Thank you for taking time to contact Stovall to explain the issues that have occurred recently. I regret any inconvenience you’ve experienced, and I assure you that the company is anxious to retain you as a satisfied customer.
As you may know, different liquid bleaches have different directions for use. Not all liquid bleaches can be used as a spot remover. Due to its chemical properties and ingredients, the White-n-Brite liquid bleach cannot be used as a spot remover, and the care directions printed on the product label acknowledge this. After contacting a representative of SporTTogs, the producer of the new Sportique clothes line your jacket belongs to, I explored that your jacket is made of a cotton-polyester blend which is incompatible with liquid bleaches. The label tag in the side beams of your jacket confirms this. Unfortunately, I must point out that the stains on your jacket couldn’t be removed using the White-n-Brite liquid bleach.

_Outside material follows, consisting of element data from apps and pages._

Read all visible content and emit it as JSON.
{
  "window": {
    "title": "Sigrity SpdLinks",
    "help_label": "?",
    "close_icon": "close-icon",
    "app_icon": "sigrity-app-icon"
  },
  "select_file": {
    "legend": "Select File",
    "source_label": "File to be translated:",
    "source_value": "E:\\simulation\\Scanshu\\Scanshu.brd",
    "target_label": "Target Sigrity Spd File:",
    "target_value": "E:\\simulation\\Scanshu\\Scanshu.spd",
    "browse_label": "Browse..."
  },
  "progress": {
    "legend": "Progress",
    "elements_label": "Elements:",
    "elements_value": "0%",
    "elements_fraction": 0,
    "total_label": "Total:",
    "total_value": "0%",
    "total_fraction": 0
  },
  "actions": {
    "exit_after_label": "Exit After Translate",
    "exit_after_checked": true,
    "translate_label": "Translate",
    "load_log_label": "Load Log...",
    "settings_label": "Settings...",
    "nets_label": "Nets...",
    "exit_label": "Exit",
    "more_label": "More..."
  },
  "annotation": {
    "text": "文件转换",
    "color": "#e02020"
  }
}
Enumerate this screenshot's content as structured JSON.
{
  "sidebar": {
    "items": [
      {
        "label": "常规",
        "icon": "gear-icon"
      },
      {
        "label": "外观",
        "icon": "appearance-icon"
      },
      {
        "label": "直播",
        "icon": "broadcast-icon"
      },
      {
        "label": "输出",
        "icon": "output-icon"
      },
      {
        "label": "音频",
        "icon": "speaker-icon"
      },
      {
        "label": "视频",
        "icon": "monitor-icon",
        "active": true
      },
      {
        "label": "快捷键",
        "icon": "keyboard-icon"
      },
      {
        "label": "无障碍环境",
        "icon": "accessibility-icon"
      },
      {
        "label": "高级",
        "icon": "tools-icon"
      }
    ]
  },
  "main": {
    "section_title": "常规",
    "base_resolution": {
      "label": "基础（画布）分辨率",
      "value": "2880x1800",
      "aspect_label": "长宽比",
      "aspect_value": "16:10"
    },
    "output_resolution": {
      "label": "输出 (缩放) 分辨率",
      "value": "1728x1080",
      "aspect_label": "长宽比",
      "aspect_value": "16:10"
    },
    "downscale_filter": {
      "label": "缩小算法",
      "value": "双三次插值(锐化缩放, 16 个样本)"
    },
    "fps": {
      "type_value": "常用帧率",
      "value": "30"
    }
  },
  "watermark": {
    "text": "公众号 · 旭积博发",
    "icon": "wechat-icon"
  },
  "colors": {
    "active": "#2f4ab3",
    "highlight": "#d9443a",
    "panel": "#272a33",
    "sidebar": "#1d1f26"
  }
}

I understand how disappointing it can be when your expectations are not met. I talked to an expert of Stovall Laundry Products Lab and found out two possible solutions. First, you can try to remove the stains and discoloration yourself at home by presoaking the entire jacket for about 20 minutes. You should thoroughly mix three ingredients: one gallon of cold water, two tablespoons of sodium sulfate (can be purchased at a drugstore or photo supply shop) and a half cup of white vinegar. Then you should rinse it thoroughly in cold water, either by hand or in a washing machine. When the rinse is finished, please hang the jacket to drip dry.
Alternatively, you can send the jacket to our Laundry Products Lab to let us see what we can do here. Please note it might take several weeks since our specialists will need to fit with their schedule. If you decide to send us the garment, Stovall will pay the postage.
I hope that this will settle the matter to your full satisfaction and that our friendly rapport will continue. To show our goodwill, I would like to offer you free single-use samples for our new products and introductory in-store coupons for purchase of new carpet care products and new air freshener aromas. I enclose some booklets to this letter to let you learn more on the products. I‘ll be glad to answer your questions, if any.
My Name and Surname
A customer service letter (also known as “adjustment letter”) is a formal response to a written complaint of the customer. The objective of this legal document is to inform the reader that the complaint has been received and appropriate decisions are made, so a series of actions have or will be taken.
Any company receiving a customer complaint needs to always remember that the customer has been inconvenienced and the best way to satisfy the complaint is to agree on the inconveniences and try to renew the customer's confidence in a continued business relationship by offering a solution(s) and showing goodwill (special offers, discounts, reimbursement etc.).
There can be two possible scenarios a company can run to efficiently response to a customer complaint. First, when a customer is right, the company should send an adjustment letter, admitting the negative effect and extending a sincere apology and the readiness for reimbursement (a positive message). Second, if the customer is not right, the letter should clearly present explanations of the reasons with every courtesy (a negative message).
The Stovall Home Products Case mentioned wrong actions of the customer. Ms. Anne J. Thompson used White-n-Brite liquid bleach improperly, so her jacket was spoiled (in the treated areas around the stains, which didn’t come out, the material has turned an ugly yellow). She bleached the jacket not following the directions printed on the product label, “Do not use White-n-Brite liquid as a spot remover”. She used the liquid bleach as a spot remover, and this was the argument for writing a customer service letter that included a negative message.
Usually a negative message disappoints the reader in some way, so Ms. Thompson will probably be disappointed after reading the message in the letter. That’s why, as a good specialist of Customer Services Department, I should do my best to avoid damaging the quality of the relationship. I should sympathetically convince the customer of her improper actions and provide a solution.
Tone of Letter
Writing an adjustment letter giving the customer a negative message requires using right tone to avoid customer disappointment. The author should use right wording and express goodwill. Following these concepts, I tried to be:
- Logical giving a believable reason for the negative message (the label directions of the liquid bleach weren’t followed by the customer).
- Sympathetic, this means being clear, courteous and helpful where possible, even when I cannot do what the customer wants.
- Prudent reflecting the meaning I intended to show.
- Careful avoiding negative transitions (such words as “but”, “however”, “although”, and “even through” aren’t used because they signal a turn for the worse).
- Friendly showing goodwill and readiness to settle the issue (two different solutions were presented in the letter, so that the customer could choose the best one).
Structure of Letter
The structure of the customer service letter includes four functional elements, such as:
- Opening. The major function of this element is to thank the reader for having written and to mention of the company’s intention to retain the reader as a satisfied customer.
- Subordination. The major function is to subordinate the negative aspect and focus the reader on explanations of the error, yet not making the reader feel inconvenienced or guilty of the ruined jacket.
- Solution. The major function is to give possible solutions to settle the issue.
- Ending. The major function is to close the letter in a positive way, focusing on future business.